Serilog is built around the idea of structured event data, so complex structures are given first-class support.

var identity = new { Name = "Alice", Email = "[email protected]" };
Log.Information("Started a new session for [email protected]}", identity);

If you’ve spent some time with Serilog you will have encountered the @ ‘destructuring’ operator. This tells Serilog that instead of calling ToString() on identity, the properties of the object should be serialized and stored in structured form.

{"Identity": {"Name": "Alice", "Email": "[email protected]"}}

You might also have wondered – since Serilog is built around structured data, why isn’t serialization the default – or, why is @ required at all?

If you consider the process of serialization in general, this starts to make sense. Have you ever tried to convert an entity from EntityFramework to JSON with a general-purpose serializer? A System.Type? Give it a try! If you’re lucky enough to get a result, you’ll probably find it’s a very big blob of text indeed. Some serializers will bail out when circular references are detected, others will chew up RAM indefinitely. Most objects aren’t designed for serilalization, so they’re interconnected with many others that themselves link to yet more objects, and so-on.

Serializers – Serilog included – are not made for serializing arbitrarily-connected object graphs. Serilog has some safeguards to make sure your application survives a “mass serialization” event, but the effects on the health of your logging pipeline won’t be pretty.

In a logging library there’s a delicate balance to make between safety and runtime cost, so the best that most Serilog sinks can do is drop or reject events that are too large before trying to ship them elsewhere (the v2 version of the Seq sink now defaults to a 256 KB cap on event bodies).

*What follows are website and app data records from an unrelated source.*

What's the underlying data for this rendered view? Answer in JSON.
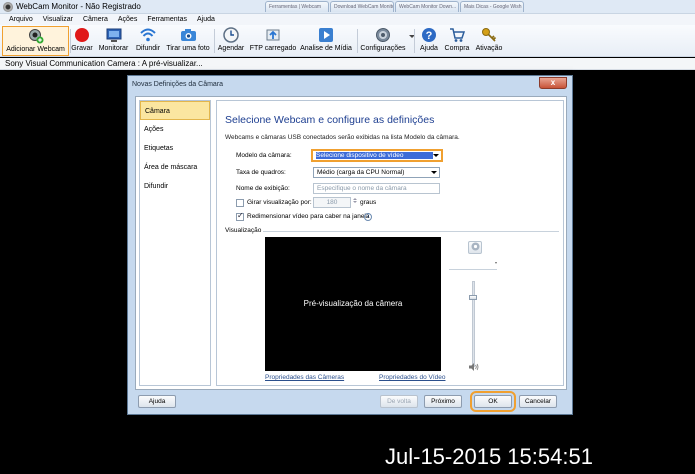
{
  "window": {
    "title": "WebCam Monitor - Não Registrado"
  },
  "browser_tabs": [
    "Ferramentas | Webcam",
    "Download WebCam Monitor",
    "WebCam Monitor Down...",
    "Mais Dicas - Google Wish"
  ],
  "menu": [
    "Arquivo",
    "Visualizar",
    "Câmera",
    "Ações",
    "Ferramentas",
    "Ajuda"
  ],
  "toolbar": {
    "add_webcam": "Adicionar Webcam",
    "record": "Gravar",
    "monitor": "Monitorar",
    "broadcast": "Difundir",
    "photo": "Tirar uma foto",
    "schedule": "Agendar",
    "ftp": "FTP carregado",
    "media_analysis": "Analise de Mídia",
    "settings": "Configurações",
    "help": "Ajuda",
    "buy": "Compra",
    "activate": "Ativação"
  },
  "camera_strip": {
    "text": "Sony Visual Communication Camera : A pré-visualizar..."
  },
  "dialog": {
    "title": "Novas Definições da Câmara",
    "close": "x",
    "nav": [
      "Câmara",
      "Ações",
      "Etiquetas",
      "Área de máscara",
      "Difundir"
    ],
    "heading": "Selecione Webcam e configure as definições",
    "description": "Webcams e câmaras USB conectados serão exibidas na lista Modelo da câmara.",
    "model_label": "Modelo da câmara:",
    "model_value": "Selecione dispositivo de vídeo",
    "framerate_label": "Taxa de quadros:",
    "framerate_value": "Médio (carga da CPU Normal)",
    "display_name_label": "Nome de exibição:",
    "display_name_placeholder": "Especifique o nome da câmara",
    "rotate_label": "Girar visualização por:",
    "rotate_value": "180",
    "rotate_unit": "graus",
    "resize_label": "Redimensionar vídeo para caber na janela",
    "preview_group_label": "Visualização",
    "preview_text": "Pré-visualização da câmera",
    "camera_props_link": "Propriedades das Câmeras",
    "video_props_link": "Propriedades do Vídeo",
    "buttons": {
      "help": "Ajuda",
      "back": "De volta",
      "next": "Próximo",
      "ok": "OK",
      "cancel": "Cancelar"
    }
  },
  "timestamp": "Jul-15-2015 15:54:51",
  "colors": {
    "accent": "#f0a030",
    "heading": "#1e3f91",
    "selection": "#3c6bd8"
  }
}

What’s the TL;DR? When you serialize data as part of a Serilog event, make sure you know exactly what will be included. The @ operator is a powerful but sharp tool that needs to be used with precision.